**Aim of the task**.
Your answer must be the full listing below, repeated exactly.

**Data section**.
§
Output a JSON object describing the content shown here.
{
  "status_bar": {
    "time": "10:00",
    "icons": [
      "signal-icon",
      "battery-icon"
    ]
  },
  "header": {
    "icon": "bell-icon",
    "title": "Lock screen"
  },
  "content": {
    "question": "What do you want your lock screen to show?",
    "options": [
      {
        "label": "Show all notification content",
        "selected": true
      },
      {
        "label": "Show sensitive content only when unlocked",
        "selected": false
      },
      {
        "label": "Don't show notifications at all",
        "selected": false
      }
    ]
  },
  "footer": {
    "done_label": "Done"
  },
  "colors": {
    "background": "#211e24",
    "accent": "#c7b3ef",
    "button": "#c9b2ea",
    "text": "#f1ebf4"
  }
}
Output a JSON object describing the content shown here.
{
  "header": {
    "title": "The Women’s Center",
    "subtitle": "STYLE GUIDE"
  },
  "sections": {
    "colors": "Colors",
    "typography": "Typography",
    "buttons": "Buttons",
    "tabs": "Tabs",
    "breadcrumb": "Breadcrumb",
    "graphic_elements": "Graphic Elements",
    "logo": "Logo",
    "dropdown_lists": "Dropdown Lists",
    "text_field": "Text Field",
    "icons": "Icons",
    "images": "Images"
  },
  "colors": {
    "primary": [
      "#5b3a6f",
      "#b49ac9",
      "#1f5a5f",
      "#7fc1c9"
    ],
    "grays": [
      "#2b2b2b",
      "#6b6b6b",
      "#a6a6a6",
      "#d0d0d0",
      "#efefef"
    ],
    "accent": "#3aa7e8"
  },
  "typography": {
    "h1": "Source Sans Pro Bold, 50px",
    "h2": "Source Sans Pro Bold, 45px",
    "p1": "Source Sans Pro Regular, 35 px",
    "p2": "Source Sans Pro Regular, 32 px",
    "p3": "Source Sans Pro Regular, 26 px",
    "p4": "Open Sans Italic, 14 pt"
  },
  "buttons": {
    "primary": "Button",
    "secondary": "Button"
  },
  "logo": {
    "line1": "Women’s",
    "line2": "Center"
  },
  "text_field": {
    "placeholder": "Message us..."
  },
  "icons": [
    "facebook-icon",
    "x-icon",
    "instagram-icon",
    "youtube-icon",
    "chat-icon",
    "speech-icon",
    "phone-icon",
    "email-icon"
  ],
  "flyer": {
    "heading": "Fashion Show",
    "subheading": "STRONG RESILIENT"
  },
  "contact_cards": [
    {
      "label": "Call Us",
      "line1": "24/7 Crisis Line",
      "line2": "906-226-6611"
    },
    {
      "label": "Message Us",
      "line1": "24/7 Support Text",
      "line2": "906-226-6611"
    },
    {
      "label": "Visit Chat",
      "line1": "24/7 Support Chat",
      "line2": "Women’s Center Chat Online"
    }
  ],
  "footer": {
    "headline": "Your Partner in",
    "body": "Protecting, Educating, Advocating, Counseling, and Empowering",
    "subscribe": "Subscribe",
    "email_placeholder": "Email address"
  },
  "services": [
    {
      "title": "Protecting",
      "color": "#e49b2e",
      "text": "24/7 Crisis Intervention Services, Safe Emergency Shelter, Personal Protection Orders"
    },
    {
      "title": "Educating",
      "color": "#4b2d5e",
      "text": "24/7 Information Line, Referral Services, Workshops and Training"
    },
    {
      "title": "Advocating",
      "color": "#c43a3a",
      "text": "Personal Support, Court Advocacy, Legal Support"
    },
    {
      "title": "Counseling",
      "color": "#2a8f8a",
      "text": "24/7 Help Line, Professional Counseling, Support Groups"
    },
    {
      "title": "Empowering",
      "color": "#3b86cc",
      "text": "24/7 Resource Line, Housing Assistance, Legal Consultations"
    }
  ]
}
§
**Solved exercise**.
Output a JSON object describing the content shown here.
{
  "status_bar": {
    "time": "10:00",
    "icons": [
      "signal-icon",
      "battery-icon"
    ]
  },
  "header": {
    "icon": "bell-icon",
    "title": "Lock screen"
  },
  "content": {
    "question": "What do you want your lock screen to show?",
    "options": [
      {
        "label": "Show all notification content",
        "selected": true
      },
      {
        "label": "Show sensitive content only when unlocked",
        "selected": false
      },
      {
        "label": "Don't show notifications at all",
        "selected": false
      }
    ]
  },
  "footer": {
    "done_label": "Done"
  },
  "colors": {
    "background": "#211e24",
    "accent": "#c7b3ef",
    "button": "#c9b2ea",
    "text": "#f1ebf4"
  }
}
Output a JSON object describing the content shown here.
{
  "header": {
    "title": "The Women’s Center",
    "subtitle": "STYLE GUIDE"
  },
  "sections": {
    "colors": "Colors",
    "typography": "Typography",
    "buttons": "Buttons",
    "tabs": "Tabs",
    "breadcrumb": "Breadcrumb",
    "graphic_elements": "Graphic Elements",
    "logo": "Logo",
    "dropdown_lists": "Dropdown Lists",
    "text_field": "Text Field",
    "icons": "Icons",
    "images": "Images"
  },
  "colors": {
    "primary": [
      "#5b3a6f",
      "#b49ac9",
      "#1f5a5f",
      "#7fc1c9"
    ],
    "grays": [
      "#2b2b2b",
      "#6b6b6b",
      "#a6a6a6",
      "#d0d0d0",
      "#efefef"
    ],
    "accent": "#3aa7e8"
  },
  "typography": {
    "h1": "Source Sans Pro Bold, 50px",
    "h2": "Source Sans Pro Bold, 45px",
    "p1": "Source Sans Pro Regular, 35 px",
    "p2": "Source Sans Pro Regular, 32 px",
    "p3": "Source Sans Pro Regular, 26 px",
    "p4": "Open Sans Italic, 14 pt"
  },
  "buttons": {
    "primary": "Button",
    "secondary": "Button"
  },
  "logo": {
    "line1": "Women’s",
    "line2": "Center"
  },
  "text_field": {
    "placeholder": "Message us..."
  },
  "icons": [
    "facebook-icon",
    "x-icon",
    "instagram-icon",
    "youtube-icon",
    "chat-icon",
    "speech-icon",
    "phone-icon",
    "email-icon"
  ],
  "flyer": {
    "heading": "Fashion Show",
    "subheading": "STRONG RESILIENT"
  },
  "contact_cards": [
    {
      "label": "Call Us",
      "line1": "24/7 Crisis Line",
      "line2": "906-226-6611"
    },
    {
      "label": "Message Us",
      "line1": "24/7 Support Text",
      "line2": "906-226-6611"
    },
    {
      "label": "Visit Chat",
      "line1": "24/7 Support Chat",
      "line2": "Women’s Center Chat Online"
    }
  ],
  "footer": {
    "headline": "Your Partner in",
    "body": "Protecting, Educating, Advocating, Counseling, and Empowering",
    "subscribe": "Subscribe",
    "email_placeholder": "Email address"
  },
  "services": [
    {
      "title": "Protecting",
      "color": "#e49b2e",
      "text": "24/7 Crisis Intervention Services, Safe Emergency Shelter, Personal Protection Orders"
    },
    {
      "title": "Educating",
      "color": "#4b2d5e",
      "text": "24/7 Information Line, Referral Services, Workshops and Training"
    },
    {
      "title": "Advocating",
      "color": "#c43a3a",
      "text": "Personal Support, Court Advocacy, Legal Support"
    },
    {
      "title": "Counseling",
      "color": "#2a8f8a",
      "text": "24/7 Help Line, Professional Counseling, Support Groups"
    },
    {
      "title": "Empowering",
      "color": "#3b86cc",
      "text": "24/7 Resource Line, Housing Assistance, Legal Consultations"
    }
  ]
}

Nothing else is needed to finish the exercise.